- **TO DO**
Every entry below should be copied exactly, minus the pictures.

---- DATA FOR THIS TASK

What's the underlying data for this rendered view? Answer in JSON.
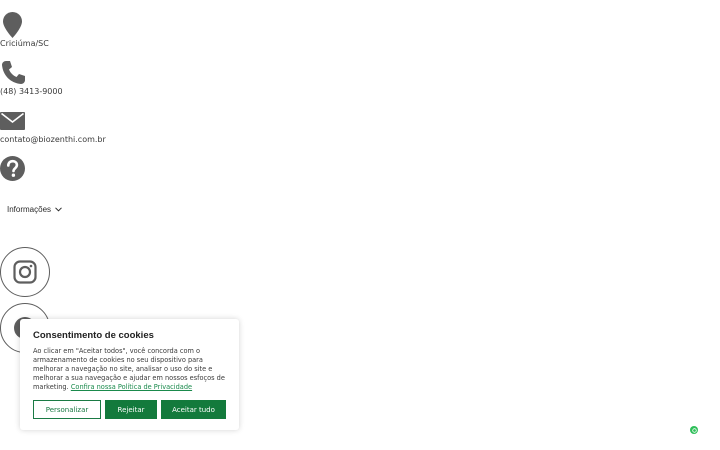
{
  "contact": {
    "location_text": "Criciúma/SC",
    "phone_text": "(48) 3413-9000",
    "email_text": "contato@biozenthi.com.br"
  },
  "menu": {
    "info_label": "Informações"
  },
  "social": {
    "icons": [
      "instagram-icon",
      "facebook-icon"
    ]
  },
  "cookie": {
    "title": "Consentimento de cookies",
    "body": "Ao clicar em \"Aceitar todos\", você concorda com o armazenamento de cookies no seu dispositivo para melhorar a navegação no site, analisar o uso do site e melhorar a sua navegação e ajudar em nossos esfoços de marketing.",
    "link_text": "Confira nossa Política de Privacidade",
    "customize_label": "Personalizar",
    "reject_label": "Rejeitar",
    "accept_label": "Aceitar tudo"
  },
  "colors": {
    "accent": "#137a3c",
    "icon": "#5e5e5e",
    "badge": "#2fbf5a"
  }
}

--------

- **WRITTEN REPLY**
What's the underlying data for this rendered view? Answer in JSON.
{
  "contact": {
    "location_text": "Criciúma/SC",
    "phone_text": "(48) 3413-9000",
    "email_text": "contato@biozenthi.com.br"
  },
  "menu": {
    "info_label": "Informações"
  },
  "social": {
    "icons": [
      "instagram-icon",
      "facebook-icon"
    ]
  },
  "cookie": {
    "title": "Consentimento de cookies",
    "body": "Ao clicar em \"Aceitar todos\", você concorda com o armazenamento de cookies no seu dispositivo para melhorar a navegação no site, analisar o uso do site e melhorar a sua navegação e ajudar em nossos esfoços de marketing.",
    "link_text": "Confira nossa Política de Privacidade",
    "customize_label": "Personalizar",
    "reject_label": "Rejeitar",
    "accept_label": "Aceitar tudo"
  },
  "colors": {
    "accent": "#137a3c",
    "icon": "#5e5e5e",
    "badge": "#2fbf5a"
  }
}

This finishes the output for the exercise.